_Entries provided_

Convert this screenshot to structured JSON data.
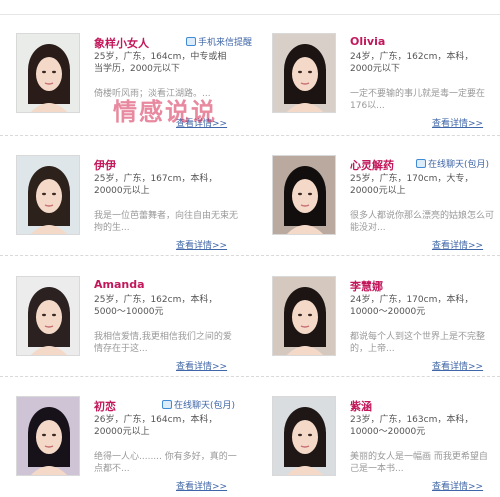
{
  "watermark": "情感说说",
  "profiles": [
    {
      "name": "象样小女人",
      "badge": "手机来信提醒",
      "info": "25岁，广东，164cm，中专或相当学历，2000元以下",
      "desc": "倚楼听风雨；淡看江湖路。...",
      "more": "查看详情>>",
      "hair": "#2a1d19",
      "bg": "#e9ece8"
    },
    {
      "name": "Olivia",
      "badge": "",
      "info": "24岁，广东，162cm，本科，2000元以下",
      "desc": "一定不要输的事儿就是毒一定要在176以...",
      "more": "查看详情>>",
      "hair": "#1b1412",
      "bg": "#d8cfc8"
    },
    {
      "name": "伊伊",
      "badge": "",
      "info": "25岁，广东，167cm，本科，20000元以上",
      "desc": "我是一位芭蕾舞者，向往自由无束无拘的生...",
      "more": "查看详情>>",
      "hair": "#2d211c",
      "bg": "#dfe6e9"
    },
    {
      "name": "心灵解药",
      "badge": "在线聊天(包月)",
      "info": "25岁，广东，170cm，大专，20000元以上",
      "desc": "很多人都说你那么漂亮的姑娘怎么可能没对...",
      "more": "查看详情>>",
      "hair": "#120e0d",
      "bg": "#b9a99f"
    },
    {
      "name": "Amanda",
      "badge": "",
      "info": "25岁，广东，162cm，本科，5000～10000元",
      "desc": "我相信爱情,我更相信我们之间的爱情存在于这...",
      "more": "查看详情>>",
      "hair": "#2b2120",
      "bg": "#ececec"
    },
    {
      "name": "李慧娜",
      "badge": "",
      "info": "24岁，广东，170cm，本科，10000～20000元",
      "desc": "都说每个人到这个世界上是不完整的，上帝...",
      "more": "查看详情>>",
      "hair": "#1c1514",
      "bg": "#d4c8bf"
    },
    {
      "name": "初恋",
      "badge": "在线聊天(包月)",
      "info": "26岁，广东，164cm，本科，20000元以上",
      "desc": "绝得一人心........ 你有多好，真的一点都不...",
      "more": "查看详情>>",
      "hair": "#17121a",
      "bg": "#cfc3d6"
    },
    {
      "name": "紫涵",
      "badge": "",
      "info": "23岁，广东，163cm，本科，10000～20000元",
      "desc": "美丽的女人是一幅画 而我更希望自己是一本书...",
      "more": "查看详情>>",
      "hair": "#1f1716",
      "bg": "#d9dde0"
    }
  ]
}
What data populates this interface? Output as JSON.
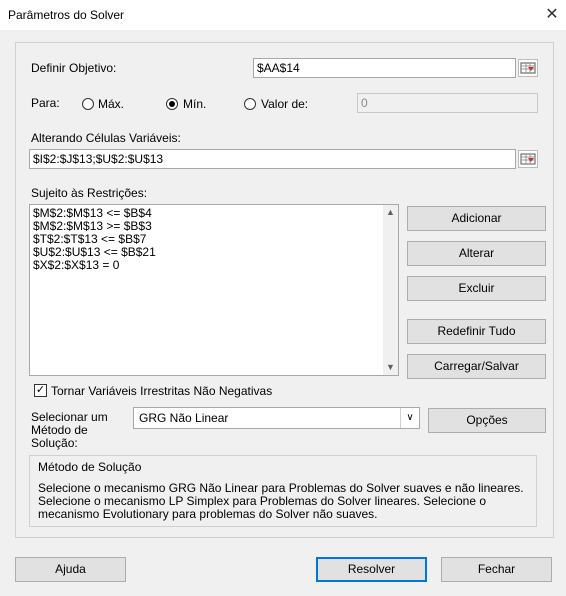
{
  "window": {
    "title": "Parâmetros do Solver",
    "close_icon": "close-icon"
  },
  "objective": {
    "label": "Definir Objetivo:",
    "value": "$AA$14"
  },
  "para": {
    "label": "Para:",
    "options": [
      "Máx.",
      "Mín.",
      "Valor de:"
    ],
    "selected": "Mín.",
    "valor_de_value": "0"
  },
  "variable_cells": {
    "label": "Alterando Células Variáveis:",
    "value": "$I$2:$J$13;$U$2:$U$13"
  },
  "constraints": {
    "label": "Sujeito às Restrições:",
    "items": [
      "$M$2:$M$13 <= $B$4",
      "$M$2:$M$13 >= $B$3",
      "$T$2:$T$13 <= $B$7",
      "$U$2:$U$13 <= $B$21",
      "$X$2:$X$13 = 0"
    ]
  },
  "side_buttons": {
    "add": "Adicionar",
    "change": "Alterar",
    "delete": "Excluir",
    "reset": "Redefinir Tudo",
    "load_save": "Carregar/Salvar"
  },
  "nonneg": {
    "label": "Tornar Variáveis Irrestritas Não Negativas",
    "checked": true
  },
  "method": {
    "label": "Selecionar um Método de Solução:",
    "selected": "GRG Não Linear",
    "options_button": "Opções"
  },
  "method_info": {
    "title": "Método de Solução",
    "text": "Selecione o mecanismo GRG Não Linear para Problemas do Solver suaves e não lineares. Selecione o mecanismo LP Simplex para Problemas do Solver lineares. Selecione o mecanismo Evolutionary para problemas do Solver não suaves."
  },
  "footer": {
    "help": "Ajuda",
    "solve": "Resolver",
    "close": "Fechar"
  },
  "colors": {
    "accent": "#0078d7",
    "ref_icon_red": "#c0392b"
  }
}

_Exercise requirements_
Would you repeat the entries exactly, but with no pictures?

_Exercise response_
Convert this screenshot to structured JSON data.
{
  "watermark": "情感说说",
  "profiles": [
    {
      "name": "象样小女人",
      "badge": "手机来信提醒",
      "info": "25岁，广东，164cm，中专或相当学历，2000元以下",
      "desc": "倚楼听风雨；淡看江湖路。...",
      "more": "查看详情>>",
      "hair": "#2a1d19",
      "bg": "#e9ece8"
    },
    {
      "name": "Olivia",
      "badge": "",
      "info": "24岁，广东，162cm，本科，2000元以下",
      "desc": "一定不要输的事儿就是毒一定要在176以...",
      "more": "查看详情>>",
      "hair": "#1b1412",
      "bg": "#d8cfc8"
    },
    {
      "name": "伊伊",
      "badge": "",
      "info": "25岁，广东，167cm，本科，20000元以上",
      "desc": "我是一位芭蕾舞者，向往自由无束无拘的生...",
      "more": "查看详情>>",
      "hair": "#2d211c",
      "bg": "#dfe6e9"
    },
    {
      "name": "心灵解药",
      "badge": "在线聊天(包月)",
      "info": "25岁，广东，170cm，大专，20000元以上",
      "desc": "很多人都说你那么漂亮的姑娘怎么可能没对...",
      "more": "查看详情>>",
      "hair": "#120e0d",
      "bg": "#b9a99f"
    },
    {
      "name": "Amanda",
      "badge": "",
      "info": "25岁，广东，162cm，本科，5000～10000元",
      "desc": "我相信爱情,我更相信我们之间的爱情存在于这...",
      "more": "查看详情>>",
      "hair": "#2b2120",
      "bg": "#ececec"
    },
    {
      "name": "李慧娜",
      "badge": "",
      "info": "24岁，广东，170cm，本科，10000～20000元",
      "desc": "都说每个人到这个世界上是不完整的，上帝...",
      "more": "查看详情>>",
      "hair": "#1c1514",
      "bg": "#d4c8bf"
    },
    {
      "name": "初恋",
      "badge": "在线聊天(包月)",
      "info": "26岁，广东，164cm，本科，20000元以上",
      "desc": "绝得一人心........ 你有多好，真的一点都不...",
      "more": "查看详情>>",
      "hair": "#17121a",
      "bg": "#cfc3d6"
    },
    {
      "name": "紫涵",
      "badge": "",
      "info": "23岁，广东，163cm，本科，10000～20000元",
      "desc": "美丽的女人是一幅画 而我更希望自己是一本书...",
      "more": "查看详情>>",
      "hair": "#1f1716",
      "bg": "#d9dde0"
    }
  ]
}
What data populates this interface? Output as JSON.
{
  "window": {
    "title": "Parâmetros do Solver",
    "close_icon": "close-icon"
  },
  "objective": {
    "label": "Definir Objetivo:",
    "value": "$AA$14"
  },
  "para": {
    "label": "Para:",
    "options": [
      "Máx.",
      "Mín.",
      "Valor de:"
    ],
    "selected": "Mín.",
    "valor_de_value": "0"
  },
  "variable_cells": {
    "label": "Alterando Células Variáveis:",
    "value": "$I$2:$J$13;$U$2:$U$13"
  },
  "constraints": {
    "label": "Sujeito às Restrições:",
    "items": [
      "$M$2:$M$13 <= $B$4",
      "$M$2:$M$13 >= $B$3",
      "$T$2:$T$13 <= $B$7",
      "$U$2:$U$13 <= $B$21",
      "$X$2:$X$13 = 0"
    ]
  },
  "side_buttons": {
    "add": "Adicionar",
    "change": "Alterar",
    "delete": "Excluir",
    "reset": "Redefinir Tudo",
    "load_save": "Carregar/Salvar"
  },
  "nonneg": {
    "label": "Tornar Variáveis Irrestritas Não Negativas",
    "checked": true
  },
  "method": {
    "label": "Selecionar um Método de Solução:",
    "selected": "GRG Não Linear",
    "options_button": "Opções"
  },
  "method_info": {
    "title": "Método de Solução",
    "text": "Selecione o mecanismo GRG Não Linear para Problemas do Solver suaves e não lineares. Selecione o mecanismo LP Simplex para Problemas do Solver lineares. Selecione o mecanismo Evolutionary para problemas do Solver não suaves."
  },
  "footer": {
    "help": "Ajuda",
    "solve": "Resolver",
    "close": "Fechar"
  },
  "colors": {
    "accent": "#0078d7",
    "ref_icon_red": "#c0392b"
  }
}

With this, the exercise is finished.